** DATA EXTRACT follows **
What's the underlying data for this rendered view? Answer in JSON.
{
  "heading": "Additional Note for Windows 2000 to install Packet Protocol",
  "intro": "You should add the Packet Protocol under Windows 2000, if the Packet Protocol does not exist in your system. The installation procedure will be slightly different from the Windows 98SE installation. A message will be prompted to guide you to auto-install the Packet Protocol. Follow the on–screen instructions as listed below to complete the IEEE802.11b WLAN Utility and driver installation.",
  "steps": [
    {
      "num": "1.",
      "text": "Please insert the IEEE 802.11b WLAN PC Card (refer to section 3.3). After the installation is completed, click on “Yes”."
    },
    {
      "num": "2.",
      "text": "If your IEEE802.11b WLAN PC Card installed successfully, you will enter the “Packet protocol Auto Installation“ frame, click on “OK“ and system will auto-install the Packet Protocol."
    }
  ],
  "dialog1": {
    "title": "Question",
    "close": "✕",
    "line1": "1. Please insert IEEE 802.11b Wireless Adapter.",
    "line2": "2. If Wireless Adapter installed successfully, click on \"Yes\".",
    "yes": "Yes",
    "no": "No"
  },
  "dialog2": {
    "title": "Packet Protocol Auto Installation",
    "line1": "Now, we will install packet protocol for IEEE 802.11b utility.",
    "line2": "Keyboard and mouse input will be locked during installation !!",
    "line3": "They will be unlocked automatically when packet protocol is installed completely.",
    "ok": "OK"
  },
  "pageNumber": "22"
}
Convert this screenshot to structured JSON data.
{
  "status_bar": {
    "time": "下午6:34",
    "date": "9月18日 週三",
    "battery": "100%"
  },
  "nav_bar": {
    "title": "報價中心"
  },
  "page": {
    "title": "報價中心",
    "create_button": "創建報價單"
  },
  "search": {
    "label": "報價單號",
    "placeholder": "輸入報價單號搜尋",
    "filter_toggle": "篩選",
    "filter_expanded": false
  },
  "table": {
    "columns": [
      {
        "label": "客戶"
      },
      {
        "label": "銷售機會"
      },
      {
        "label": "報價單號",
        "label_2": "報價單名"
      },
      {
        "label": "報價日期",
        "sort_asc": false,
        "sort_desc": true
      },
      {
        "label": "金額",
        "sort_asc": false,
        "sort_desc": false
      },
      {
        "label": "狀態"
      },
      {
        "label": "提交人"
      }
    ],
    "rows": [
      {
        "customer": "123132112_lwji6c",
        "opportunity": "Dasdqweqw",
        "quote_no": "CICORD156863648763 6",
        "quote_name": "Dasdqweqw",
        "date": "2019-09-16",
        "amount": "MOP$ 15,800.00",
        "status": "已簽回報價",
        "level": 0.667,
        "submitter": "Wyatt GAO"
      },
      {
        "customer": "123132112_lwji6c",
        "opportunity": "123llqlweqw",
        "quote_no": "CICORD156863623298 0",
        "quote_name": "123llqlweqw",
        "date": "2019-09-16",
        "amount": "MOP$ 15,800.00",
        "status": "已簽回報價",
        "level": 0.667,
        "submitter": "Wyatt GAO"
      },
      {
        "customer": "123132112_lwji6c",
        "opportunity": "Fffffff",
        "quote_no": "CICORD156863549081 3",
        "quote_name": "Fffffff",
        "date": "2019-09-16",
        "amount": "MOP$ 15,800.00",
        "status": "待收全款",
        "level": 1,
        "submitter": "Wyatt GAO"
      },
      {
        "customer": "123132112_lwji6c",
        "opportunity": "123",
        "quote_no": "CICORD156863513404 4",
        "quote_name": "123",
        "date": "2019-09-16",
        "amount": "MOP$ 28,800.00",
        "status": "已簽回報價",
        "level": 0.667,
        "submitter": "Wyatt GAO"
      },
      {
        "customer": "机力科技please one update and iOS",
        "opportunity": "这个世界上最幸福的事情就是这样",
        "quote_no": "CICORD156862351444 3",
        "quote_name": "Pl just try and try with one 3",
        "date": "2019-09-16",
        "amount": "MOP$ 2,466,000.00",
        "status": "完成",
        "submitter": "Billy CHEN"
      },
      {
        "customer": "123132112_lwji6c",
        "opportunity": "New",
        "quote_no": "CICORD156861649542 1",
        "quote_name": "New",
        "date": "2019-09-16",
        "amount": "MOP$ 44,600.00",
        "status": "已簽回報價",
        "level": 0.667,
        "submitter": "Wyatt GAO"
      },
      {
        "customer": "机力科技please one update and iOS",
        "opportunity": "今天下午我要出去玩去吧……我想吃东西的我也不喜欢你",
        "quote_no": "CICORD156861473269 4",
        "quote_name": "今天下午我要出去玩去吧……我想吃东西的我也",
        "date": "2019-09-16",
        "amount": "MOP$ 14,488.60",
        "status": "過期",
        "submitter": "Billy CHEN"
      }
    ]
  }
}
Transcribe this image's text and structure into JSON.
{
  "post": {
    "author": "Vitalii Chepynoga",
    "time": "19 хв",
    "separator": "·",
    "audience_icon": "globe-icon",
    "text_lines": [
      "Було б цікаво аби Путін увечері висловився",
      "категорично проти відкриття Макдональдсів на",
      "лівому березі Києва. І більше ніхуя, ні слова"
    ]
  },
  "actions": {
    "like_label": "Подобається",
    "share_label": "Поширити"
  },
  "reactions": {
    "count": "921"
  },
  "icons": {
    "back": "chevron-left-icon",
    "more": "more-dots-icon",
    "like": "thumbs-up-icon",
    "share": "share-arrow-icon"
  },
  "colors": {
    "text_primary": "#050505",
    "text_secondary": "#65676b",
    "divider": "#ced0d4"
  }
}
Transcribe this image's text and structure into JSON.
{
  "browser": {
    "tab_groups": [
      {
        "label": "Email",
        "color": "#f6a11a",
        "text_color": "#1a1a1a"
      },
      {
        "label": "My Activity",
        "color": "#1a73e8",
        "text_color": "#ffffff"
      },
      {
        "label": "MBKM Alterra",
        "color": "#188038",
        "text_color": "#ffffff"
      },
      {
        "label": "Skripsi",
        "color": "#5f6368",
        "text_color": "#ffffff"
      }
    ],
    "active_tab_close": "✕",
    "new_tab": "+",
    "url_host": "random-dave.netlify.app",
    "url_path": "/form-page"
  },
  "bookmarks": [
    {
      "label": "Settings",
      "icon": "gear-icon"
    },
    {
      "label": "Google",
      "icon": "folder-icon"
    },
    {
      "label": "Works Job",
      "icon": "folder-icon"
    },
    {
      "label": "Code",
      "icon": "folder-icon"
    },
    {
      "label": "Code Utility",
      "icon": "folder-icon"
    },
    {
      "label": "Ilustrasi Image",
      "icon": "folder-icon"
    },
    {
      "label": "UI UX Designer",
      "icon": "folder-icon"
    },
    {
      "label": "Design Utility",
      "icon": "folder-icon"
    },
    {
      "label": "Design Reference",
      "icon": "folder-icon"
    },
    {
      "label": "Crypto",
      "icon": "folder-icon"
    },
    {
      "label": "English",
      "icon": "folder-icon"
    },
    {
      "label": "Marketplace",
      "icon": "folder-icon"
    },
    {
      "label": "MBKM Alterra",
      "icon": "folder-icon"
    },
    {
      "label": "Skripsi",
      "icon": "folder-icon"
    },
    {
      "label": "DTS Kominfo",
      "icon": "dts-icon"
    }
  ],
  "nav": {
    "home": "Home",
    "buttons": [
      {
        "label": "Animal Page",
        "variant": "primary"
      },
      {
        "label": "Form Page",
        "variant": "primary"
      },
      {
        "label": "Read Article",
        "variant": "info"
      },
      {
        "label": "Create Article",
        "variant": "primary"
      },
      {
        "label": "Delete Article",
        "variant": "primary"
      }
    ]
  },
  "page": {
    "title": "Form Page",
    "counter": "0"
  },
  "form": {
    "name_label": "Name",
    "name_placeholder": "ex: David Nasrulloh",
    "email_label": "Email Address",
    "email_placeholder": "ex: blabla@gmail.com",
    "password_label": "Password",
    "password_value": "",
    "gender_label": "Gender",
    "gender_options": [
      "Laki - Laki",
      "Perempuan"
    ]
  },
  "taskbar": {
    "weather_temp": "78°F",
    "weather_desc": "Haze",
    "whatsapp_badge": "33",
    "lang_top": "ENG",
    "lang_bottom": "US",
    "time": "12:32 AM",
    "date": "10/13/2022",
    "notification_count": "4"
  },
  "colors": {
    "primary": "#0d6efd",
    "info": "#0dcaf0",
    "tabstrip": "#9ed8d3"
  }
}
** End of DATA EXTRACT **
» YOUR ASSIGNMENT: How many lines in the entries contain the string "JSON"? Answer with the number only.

» ANSWER BOX: 4